So – if you give her crap, you will receive more shit than any one human being can handle.


One last thing: if you have room in your heart and hearth for two elderly Spanish greyhounds, currently fostered by Joanna, they may just be prepared to surrender their place on her sofa to come and fill your life with love and joy. Leave a comment if you would like more information about Sancho and Quixote.

Double treat

The postman has recently been delivering mainly envelopes with window panes in them, but today none of those. Instead, great excitement! A large manila envelope, and a compact little jiffy bag.

In the manila envelope was a signed colour photograph of Andrew Johnston, the young boy with the sublime voice from “Britain’s Got Talent”. I wrote to him a while ago congratulating him and saying how much pleasure he had given to millions of people, and he enclosed a charming hand-written letter of thanks (not many people seem to bother these days), and saying that his record “One Voice” will be released on 29th September.
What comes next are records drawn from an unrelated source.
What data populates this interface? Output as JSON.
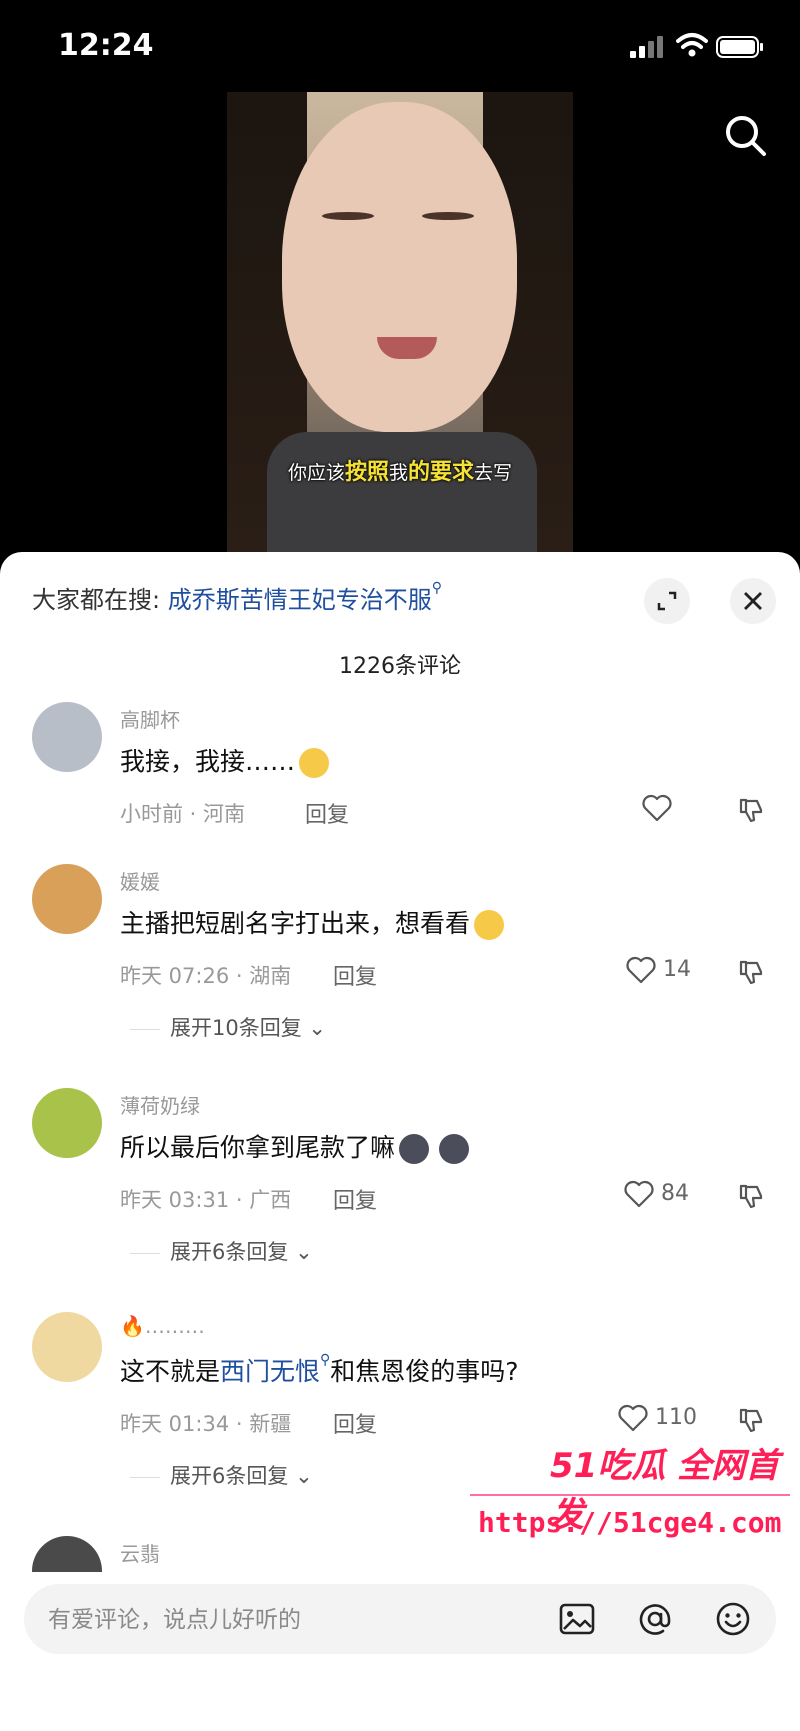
{
  "status_bar": {
    "time": "12:24"
  },
  "video": {
    "subtitle_parts": [
      "你应该",
      "按照",
      "我",
      "的要求",
      "去写"
    ]
  },
  "sheet": {
    "hot_search_prefix": "大家都在搜:",
    "hot_search_term": "成乔斯苦情王妃专治不服",
    "comment_count": "1226条评论"
  },
  "comments": [
    {
      "user": "高脚杯",
      "text": "我接，我接……",
      "time_loc": "小时前 · 河南",
      "reply_label": "回复",
      "likes": "",
      "avatar_color": "#b7bec8"
    },
    {
      "user": "媛媛",
      "text": "主播把短剧名字打出来，想看看",
      "time_loc": "昨天 07:26 · 湖南",
      "reply_label": "回复",
      "likes": "14",
      "expand": "展开10条回复",
      "avatar_color": "#d9a05a"
    },
    {
      "user": "薄荷奶绿",
      "text": "所以最后你拿到尾款了嘛",
      "time_loc": "昨天 03:31 · 广西",
      "reply_label": "回复",
      "likes": "84",
      "expand": "展开6条回复",
      "avatar_color": "#a9c24a"
    },
    {
      "user": "🔥………",
      "text_before": "这不就是",
      "text_link": "西门无恨",
      "text_after": "和焦恩俊的事吗?",
      "time_loc": "昨天 01:34 · 新疆",
      "reply_label": "回复",
      "likes": "110",
      "expand": "展开6条回复",
      "avatar_color": "#f0d9a0"
    },
    {
      "user": "云翡",
      "avatar_color": "#4a4a4a"
    }
  ],
  "input": {
    "placeholder": "有爱评论，说点儿好听的"
  },
  "watermark": {
    "brand": "51吃瓜 全网首发",
    "url": "https://51cge4.com"
  },
  "colors": {
    "link": "#1f4f9e",
    "watermark": "#ff1f57"
  }
}
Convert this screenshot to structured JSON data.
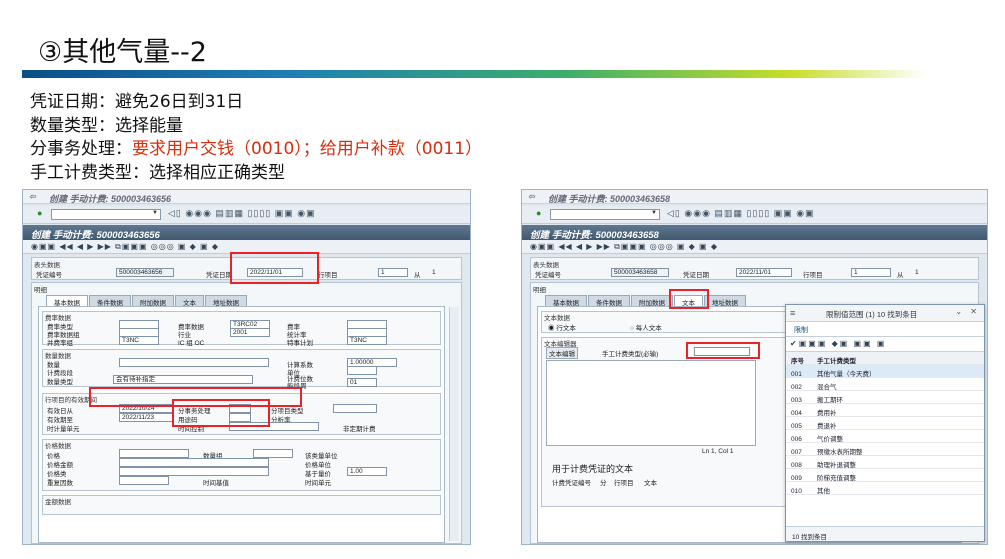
{
  "slide": {
    "title": "③其他气量--2",
    "bullets": [
      {
        "label": "凭证日期：",
        "text": "避免26日到31日",
        "red": ""
      },
      {
        "label": "数量类型：",
        "text": "选择能量",
        "red": ""
      },
      {
        "label": "分事务处理：",
        "text": "",
        "red": "要求用户交钱（0010）；给用户补款（0011）"
      },
      {
        "label": "手工计费类型：",
        "text": "选择相应正确类型",
        "red": ""
      }
    ]
  },
  "left": {
    "frame_title": "创建 手动计费: 500003463656",
    "tx_title": "创建 手动计费: 500003463656",
    "header": {
      "group": "表头数据",
      "doc_no_label": "凭证编号",
      "doc_no": "500003463656",
      "date_label": "凭证日期",
      "date": "2022/11/01",
      "item_label": "行项目",
      "item": "1",
      "from_label": "从",
      "from": "1"
    },
    "main_group": "明细",
    "tabs": [
      "基本数据",
      "条件数据",
      "附加数据",
      "文本",
      "地址数据"
    ],
    "rate_group": {
      "title": "费率数据",
      "l1": "费率类型",
      "l2": "费率数据",
      "v2": "T3RC02",
      "l3": "费率",
      "l4": "费率数据组",
      "l5": "行业",
      "v5": "2001",
      "l6": "统计率",
      "l7": "并费率组",
      "v7": "T3NC",
      "l8": "IC 组 OC",
      "l9": "特事计划",
      "v9": "T3NC"
    },
    "qty_group": {
      "title": "数量数据",
      "l1": "数量",
      "l2": "计算系数",
      "v2": "1.00000",
      "l3": "计费段段",
      "l4": "单位",
      "l5": "数量类型",
      "v5": "会有待补指定",
      "l6": "计费位数",
      "l7": "能段周",
      "v7": "01"
    },
    "period_group": {
      "title": "行项目的有效期间",
      "l1": "有效日从",
      "v1": "2022/10/24",
      "l2": "分事务处理",
      "l3": "分项目类型",
      "l4": "有效期至",
      "v4": "2022/11/23",
      "l5": "用途码",
      "l6": "分析率",
      "l7": "时计量单元",
      "l8": "时间控制",
      "l9": "非定期计费"
    },
    "price_group": {
      "title": "价格数据",
      "l1": "价格",
      "l2": "数量组",
      "l3": "该类量单位",
      "l4": "价格金额",
      "l5": "价格单位",
      "l6": "价格类",
      "l7": "基于量价",
      "v7": "1.00",
      "l8": "重复因数",
      "l9": "时间基值",
      "l10": "时间单元"
    },
    "amount_group": {
      "title": "金额数据"
    }
  },
  "right": {
    "frame_title": "创建 手动计费: 500003463658",
    "tx_title": "创建 手动计费: 500003463658",
    "header": {
      "group": "表头数据",
      "doc_no_label": "凭证编号",
      "doc_no": "500003463658",
      "date_label": "凭证日期",
      "date": "2022/11/01",
      "item_label": "行项目",
      "item": "1",
      "from_label": "从",
      "from": "1"
    },
    "main_group": "明细",
    "tabs": [
      "基本数据",
      "条件数据",
      "附加数据",
      "文本",
      "地址数据"
    ],
    "text_group": {
      "title": "文本数据",
      "radio1": "行文本",
      "radio2": "每人文本"
    },
    "editor": {
      "title": "文本编辑器",
      "btn": "文本编辑",
      "type_label": "手工计费类型(必输)",
      "pos": "Ln 1, Col 1",
      "caption": "用于计费凭证的文本",
      "footer": [
        "计费凭证编号",
        "分",
        "行项目",
        "文本"
      ]
    },
    "popup": {
      "title": "限制值范围 (1)  10 找到条目",
      "tab": "限制",
      "col1": "序号",
      "col2": "手工计费类型",
      "rows": [
        {
          "code": "001",
          "text": "其他气量（今天费）"
        },
        {
          "code": "002",
          "text": "混合气"
        },
        {
          "code": "003",
          "text": "搬工期环"
        },
        {
          "code": "004",
          "text": "费用补"
        },
        {
          "code": "005",
          "text": "费退补"
        },
        {
          "code": "006",
          "text": "气价调整"
        },
        {
          "code": "007",
          "text": "预缴水表所期整"
        },
        {
          "code": "008",
          "text": "助理补退调整"
        },
        {
          "code": "009",
          "text": "阶梯充值调整"
        },
        {
          "code": "010",
          "text": "其他"
        }
      ],
      "footer": "10 找到条目"
    }
  },
  "colors": {
    "accent_red": "#d42f0e",
    "highlight_red": "#e8242a",
    "sap_title": "#4d6680"
  }
}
And for anybody who hasn’t seen this before – or even if you have, here’s another chance. And no goosebumps, no shivering, and no tears, please. 🙂

So Andrew’s photo and letter were the first treat, but what was in the jiffy bag?

Lo and behold, The Meaning of Liff, a present from lovely new neighbours Richard and Linda, and described by them as “the antidote to daily merde.” From my first exploration of a random page, I learn the meaning of “Low Eggborough”. A noun: a quiet little unregarded man in glasses who is building a new kind of atomic bomb in his garden shed.

It crosses my mind that there could be an opening for a Low Eggborough at CERN if their particle collider amounts to nothing. 🙂

Thank you Andrew, and thank you Linda and Richard. Happy Friday to you.

Bad manners

The particles haven’t blown away this part of the world yet, so I thought I’d put in a grumble. (How big are these particles? Are they visible to the naked eye? If not, how does anybody know they exist? It isn’t all an elaborate hoax, is it? Like the Emperor’s new clothes?)

Monday evening saw the official opening of La Grande Galerie in Civray. This was a very classy event, believe me.  Champers and really excellent canapés, an opera singer, and the sun shone upon us – a small miracle as both the previous day and the following day it rained almost continually.

Two local dignitaries made speeches in French, which were then translated into English for the benefit of  British guests. As French inaugural speeches go, they were mercifully brief, and ended with a gentle suggestion that as the British were now in such numbers and contributing in so many ways to local life, it would be a good idea if some more among them made an attempt to learn a little French.

What shocked me, and many other guests, was that during these speeches a small group of people talked and laughed so loudly that the speaker became inaudible. There was much “sssshhhhing” and glaring, which seemed to have little effect on the noisy group, at least one of whom was an exhibiting artist. Possibly it was caused by an overdose of bubbles, but really ……. it was so embarrassing.

It reminded me of a concert at Leeds Castle many years ago, when we went to see Pavarotti, and where during the entire performance a drunken group of Henriettas and Digbys shrieked and gibbered. If the great man had walked off the stage, nobody would have been surprised. Thankfully he was able to rise above the morons and ignore them.

La Grande Galerie was officially declared open by a heroine of the Civraisien Résistance, 85-year-old Odette Gaucher-Meunier (whose married name is Odette Pantaléon), who cut the ribbon. An account of her daring wartime actions, in French, can be found here.

Odette Gaucher-Meunier (Madame Pantaléon)